I have never been to Paris, I don’t know if I can; but then if I do I would like to sit down somewhere and write a page; a desperate test to check if the world’s most beautiful city can actually help me in writing better, knowing myself I would probably make fifteen more spelling errors than usual in all my nervousness caused by the simple fact of realizing something I casually wished for. But then I would like to go.

Gil Pender, a screen-writer from Hollywood with dreams that city of Paris itself would flow into him in creative colors and aid him in completing his first serious novel; much like his idols from the 1920s, he truly believes that the city itself is magical and would be kind enough to him as it was to Hemmingway and others. If only he had come alone.

Together with his wife to be and her parents who are in the least interested in the city’s streets and cultural history but more so in the shops that sell furniture and the comfort that farm houses offer; the parents are irked by his romanticism and the lady is happy to be floored by the superficial effervescence of Paul Bates, a college flame the couple bump into.

It isn’t the whole concept of belief in a literary utopia which is existed before our time that draws me into this picture; but the simplicity of how it becomes true facilitated by Woody Allen’s typewritten screenplay (yes he still uses one).

Nostalgia is a subject of daily discussion, if only we would notice; the feeling that the time that passed by was always better exists within everyone; it still is the best way to build a conversation with anyone, not just the people who are old; but even the recent pass-outs who cry over how good cartoon network was so much better than the power rangers their siblings get to watch now.

Allen’s films have always been filled with his questions, mostly concerning love, death or both. He has for the past so many years, like a donkey to the wall tried to find answers for any form of relevance of life by posing these questions to somehow arrive at any satisfactory answers. He has single handedly in my opinion built his way of thinking along his filmography and innocently chiding those who believe.

“How can I believe? When all I see around me is human suffering”

Nostalgia too acts as a cushion to Allen, he uses it extensively in Radio Days about the time how everyone at home had a favorite song and a favorite show and how people still lived together, laughed and fought over them, nostalgia only increases with utter disdain to present life.But he has answers too, this time.

Maybe we were in happier times before, but did we realize it only later, were we really happy during those times or become intermittently when reminiscing those moments, if so that leaves the present completely out of human life, no relevance at all.

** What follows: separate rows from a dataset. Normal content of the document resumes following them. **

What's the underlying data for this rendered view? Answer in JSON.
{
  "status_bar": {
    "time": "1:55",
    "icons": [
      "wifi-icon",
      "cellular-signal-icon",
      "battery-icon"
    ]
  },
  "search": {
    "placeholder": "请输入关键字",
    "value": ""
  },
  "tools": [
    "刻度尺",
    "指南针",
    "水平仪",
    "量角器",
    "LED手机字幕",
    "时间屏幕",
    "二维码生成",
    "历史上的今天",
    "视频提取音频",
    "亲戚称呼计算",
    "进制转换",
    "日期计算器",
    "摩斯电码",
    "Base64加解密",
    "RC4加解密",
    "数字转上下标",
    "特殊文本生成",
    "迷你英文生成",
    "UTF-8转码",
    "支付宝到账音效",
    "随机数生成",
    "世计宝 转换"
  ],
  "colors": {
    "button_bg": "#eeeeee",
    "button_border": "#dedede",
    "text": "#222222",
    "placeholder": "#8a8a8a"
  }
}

Through the course of his escapades in early 20th century Paris, Gil Pender meets Adriana, the muse of many painters including Pablo Picasso; but she feels that the period just before the first world war (Belle Epoche) is the best time to live in, but those who actually inhabit it(BE) feel otherwise. Human disenchantment for the present seems to have had a long history.

Within all this, Allen squeezes through his usual puzzling love, comic timing and ensemble cast who not only do not drop a single note but behave as just they should making it his truest movies in years, as a fan though I have always something or the other to smile about in the films that he makes, but Midnight in Paris is truly magical.

A reviewer once spoke about how he saw a certain film in a rainy night in Paris and that was perhaps the best way to have seen the film and has since loved it. I have till now watched MIP thrice, twice alone and my amazement for the movie has only risen.

Last year we had Drive, Tinker Tailor, Hugo and Midnight in Paris, it seems we do live in the best of times and will only have to turn to nostalgia when it comes to human suffering.